Ultimately the IRS said that there is authority both for and against treating exculpatory debt of a single purpose LLC as recourse debt for COD purposes. However, the IRS concluded that in making this determination, the Section 752 partnership regulations were not relevant and the answer turned on the more general test as to whether the debt was recourse or non-recourse to the LLC itself (as opposed to looking at whether the members were at risk through their member guarantees).
In the ruling, the real estate LLC had a first and second mortgage, with the second mortgage lender also having guarantees and interest pledges by the LLC members. The loan documents required the LLC to be a single purpose entity (SPE). The loan documents did not specifically say the loan was recourse or non-recourse. But by being an SPE, the assets were necessarily limited, although technically all LLC assets were at risk for the second mortgage that was at issue.
After a non-judicial foreclosure by the first mortgage lender, the second mortgage lender forgave its debt. The LLC members reported the debt forgiveness as COD income, and excluded a portion of the income under the Section 108 insolvency exception. Both the taxpayers and the IRS acknowledged that if the loan was recourse, the loan forgiveness was COD income, but if it was non-recourse, the forgiveness was treated as disposition proceeds from the underlying real estate. In this case the taxpayer asserted recourse treatment, because it could exclude the income under the Section 108 insolvency exception.

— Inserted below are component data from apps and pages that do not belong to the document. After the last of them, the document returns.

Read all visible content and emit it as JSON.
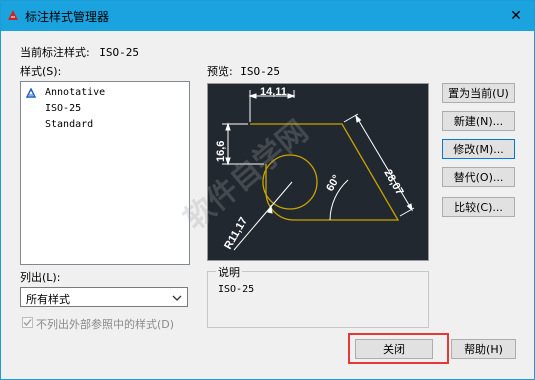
{
  "window": {
    "title": "标注样式管理器",
    "close_glyph": "✕",
    "title_bar_color": "#1ba3e0"
  },
  "current_style": {
    "label": "当前标注样式:",
    "value": "ISO-25"
  },
  "styles": {
    "label": "样式(S):",
    "items": [
      {
        "label": "Annotative",
        "icon": "annotative-triangle-icon"
      },
      {
        "label": "ISO-25"
      },
      {
        "label": "Standard"
      }
    ]
  },
  "preview": {
    "label": "预览:",
    "style_name": "ISO-25",
    "dims": {
      "top": "14,11",
      "left": "16,6",
      "diag": "28,07",
      "angle": "60°",
      "radius": "R11,17"
    },
    "colors": {
      "background": "#212830",
      "geometry": "#c8a400",
      "dimension": "#ffffff"
    }
  },
  "list_filter": {
    "label": "列出(L):",
    "selected": "所有样式"
  },
  "xref_checkbox": {
    "label": "不列出外部参照中的样式(D)",
    "checked": true
  },
  "description": {
    "label": "说明",
    "text": "ISO-25"
  },
  "buttons": {
    "set_current": "置为当前(U)",
    "new": "新建(N)...",
    "modify": "修改(M)...",
    "override": "替代(O)...",
    "compare": "比较(C)...",
    "close": "关闭",
    "help": "帮助(H)"
  },
  "highlight_color": "#e53935",
  "watermark": "软件自学网"
}
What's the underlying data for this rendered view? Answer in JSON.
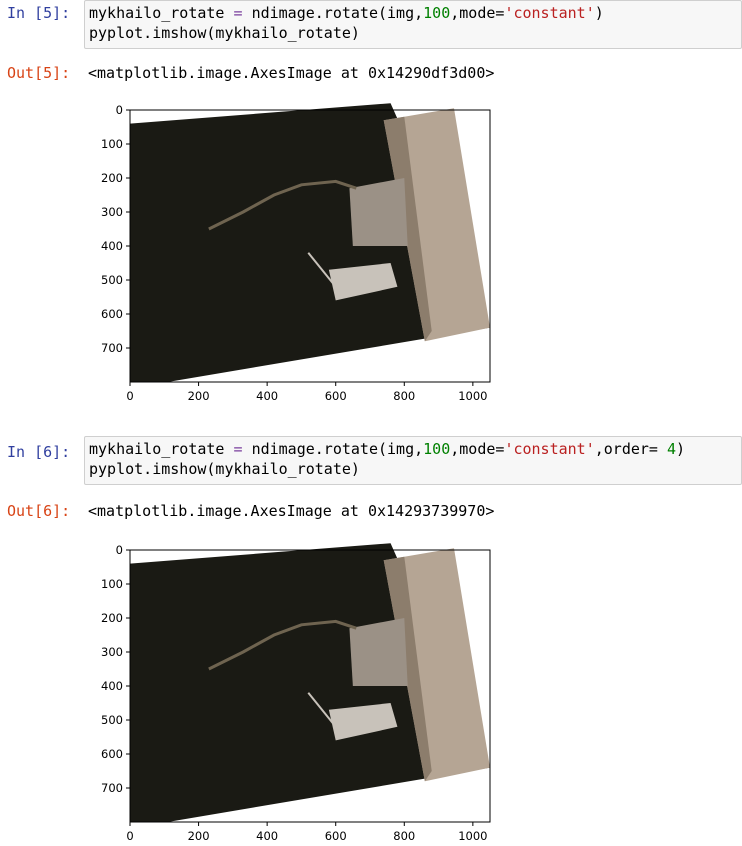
{
  "cells": [
    {
      "in_prompt": "In [5]:",
      "line1": {
        "var": "mykhailo_rotate",
        "eq": " = ",
        "call": "ndimage.rotate(img,",
        "num": "100",
        "mode_kw": ",mode=",
        "mode_val": "'constant'",
        "rest": ")"
      },
      "line2": "pyplot.imshow(mykhailo_rotate)",
      "out_prompt": "Out[5]:",
      "output": "<matplotlib.image.AxesImage at 0x14290df3d00>"
    },
    {
      "in_prompt": "In [6]:",
      "line1": {
        "var": "mykhailo_rotate",
        "eq": " = ",
        "call": "ndimage.rotate(img,",
        "num": "100",
        "mode_kw": ",mode=",
        "mode_val": "'constant'",
        "order_kw": ",order=",
        "order_val": " 4",
        "rest": ")"
      },
      "line2": "pyplot.imshow(mykhailo_rotate)",
      "out_prompt": "Out[6]:",
      "output": "<matplotlib.image.AxesImage at 0x14293739970>"
    }
  ],
  "plot": {
    "y_ticks": [
      "0",
      "100",
      "200",
      "300",
      "400",
      "500",
      "600",
      "700"
    ],
    "x_ticks": [
      "0",
      "200",
      "400",
      "600",
      "800",
      "1000"
    ],
    "colors": {
      "background": "#1a1a14",
      "wall": "#b5a594",
      "wall_shadow": "#8c7d6c",
      "branch": "#6f6450",
      "vase": "#9b9186",
      "glass": "#c8c2ba"
    }
  }
}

The taxpayers argued that the debt must be recourse for COD purposes because it was recourse under the Section 752 partnership debt sharing rules because there were member guarantees. The taxpayer noted that this result was implied in the Great Plains Gasification Associates v. Commissioner Tax Court memorandum decision. In the CCA, the IRS concludes that the implication in that case is erroneous and the more general “Section 1001” rules apply to determine whether the loan is recourse or non-recourse. Having said that, the IRS said that there was legal support under the general Section 1001 rules for treating such SPE exculpatory debt as either recourse or non-recourse and further factual development of the specific case was needed.